“The single most important thing to do with a board is to keep them really up to date on the business. The good and the bad.”

Bill Chambers, the founder and former CEO of Lefthand Networks, has on more than one occasion been heard using the phrase:

“I was more surprised than pleased.”

It is his gentle, but very direct way of communicating the fact that he doesn’t like surprises. But like many seasoned executives, given a challenge, he is more than happy to step in and provide constructive suggestions to overcome most any challenge.

It doesn’t matter whether the organization is a for-profit corporation or a not-for-profit charity, the CEO or Executive Director needs to be transparent with the Board. As Jeffrey points out in his book, adversity can pull the team together or pull the team apart. The outcome depends on transparency. When challenges are plainly placed on the table and help from the board and outside advisers is sought, options appear and logjams become unstuck. But if, despite obvious challenges, the organization’s head feels a need to hide behind a self-assurance facade, the board will lose confidence and the organization is almost assuredly doomed to fail.

I wrote earlier today on leadership and The Five Temptations of a CEO, so it seemed an appropriate follow on to comment on an article about “followers” (as opposed to leaders) that I found in my morning newspaper.  The article, written by Barbara Kellerman, was a summary of her article  published in the Harvard Business Review and available here

She classifies followers into five types:

  1. Isolates
  2. Bystanders
  3. Participants
  4. Activists
  5. Diehards

If you are the CEO of a startup or a business unit, you know the importance of picking the right leadership team.  But I wonder how much time you think about hiring the right kind of follower.  You might find a useful resource in this article.

I just finished reading The Five Temptations of a CEO by Patrick Lencioni.  If you’re a Facebook friend of mine, you might be confused, because my reading-list widget on Facebook tells you that I’m reading The Black Swan.
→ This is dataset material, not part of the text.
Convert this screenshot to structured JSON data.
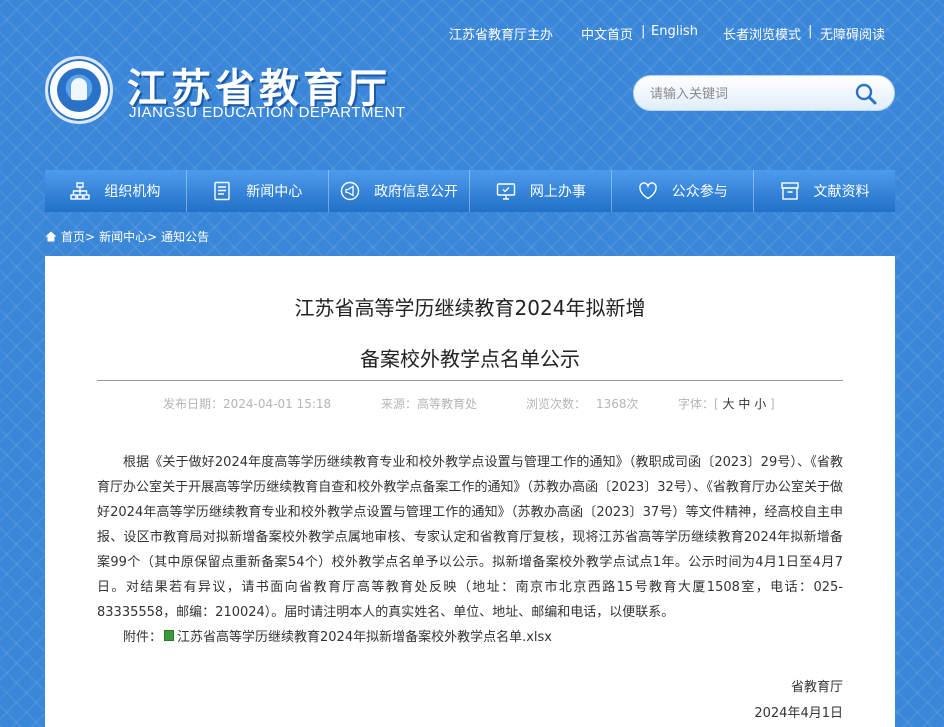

I actually didn’t know about Patrick’s book, until it was handed to me by my co-founder, David, who bought it as a present for a CEO we know pretty well. And I was totally prepared not to like it. After all, it’s only 132 pages and priced at $22.95. It seemed like a bit of pricing arrogance to me. But, hey, David bought the book. It was no skin off my back, if he wanted me to read it.  And sure, he could have bought it used for a couple of bucks, but whatever. (more…)